WORK TASK:
Keep the pictures out, and restate the listing that follows exactly as written.

==== RECORDS TO USE ====

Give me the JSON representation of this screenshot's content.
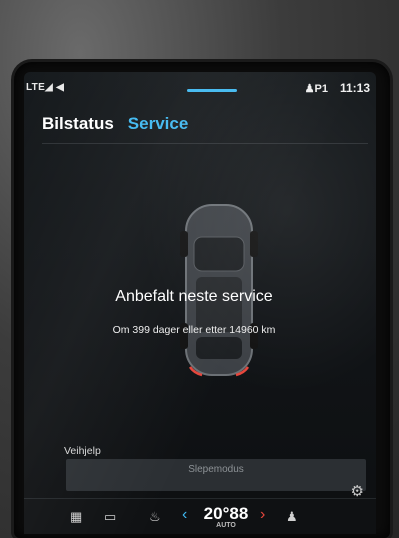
{
  "status_bar": {
    "signal": "LTE◢ ◀",
    "profile": "P1",
    "time": "11:13"
  },
  "tabs": [
    {
      "label": "Bilstatus",
      "active": false
    },
    {
      "label": "Service",
      "active": true
    }
  ],
  "service": {
    "headline": "Anbefalt neste service",
    "detail": "Om 399 dager eller etter 14960 km"
  },
  "assistance": {
    "section_label": "Veihjelp",
    "tow_button": "Slepemodus"
  },
  "climate": {
    "temperature": "20°",
    "temperature_unit": "88",
    "mode": "AUTO"
  },
  "icons": {
    "home": "grid-icon",
    "camera": "camera-icon",
    "seat_left": "seat-heat-icon",
    "seat_right": "seat-icon",
    "settings": "gear-icon"
  },
  "colors": {
    "accent": "#3fb8f0",
    "warm": "#e6463c",
    "background": "#111417"
  }
}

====

RESULT:
Give me the JSON representation of this screenshot's content.
{
  "status_bar": {
    "signal": "LTE◢ ◀",
    "profile": "P1",
    "time": "11:13"
  },
  "tabs": [
    {
      "label": "Bilstatus",
      "active": false
    },
    {
      "label": "Service",
      "active": true
    }
  ],
  "service": {
    "headline": "Anbefalt neste service",
    "detail": "Om 399 dager eller etter 14960 km"
  },
  "assistance": {
    "section_label": "Veihjelp",
    "tow_button": "Slepemodus"
  },
  "climate": {
    "temperature": "20°",
    "temperature_unit": "88",
    "mode": "AUTO"
  },
  "icons": {
    "home": "grid-icon",
    "camera": "camera-icon",
    "seat_left": "seat-heat-icon",
    "seat_right": "seat-icon",
    "settings": "gear-icon"
  },
  "colors": {
    "accent": "#3fb8f0",
    "warm": "#e6463c",
    "background": "#111417"
  }
}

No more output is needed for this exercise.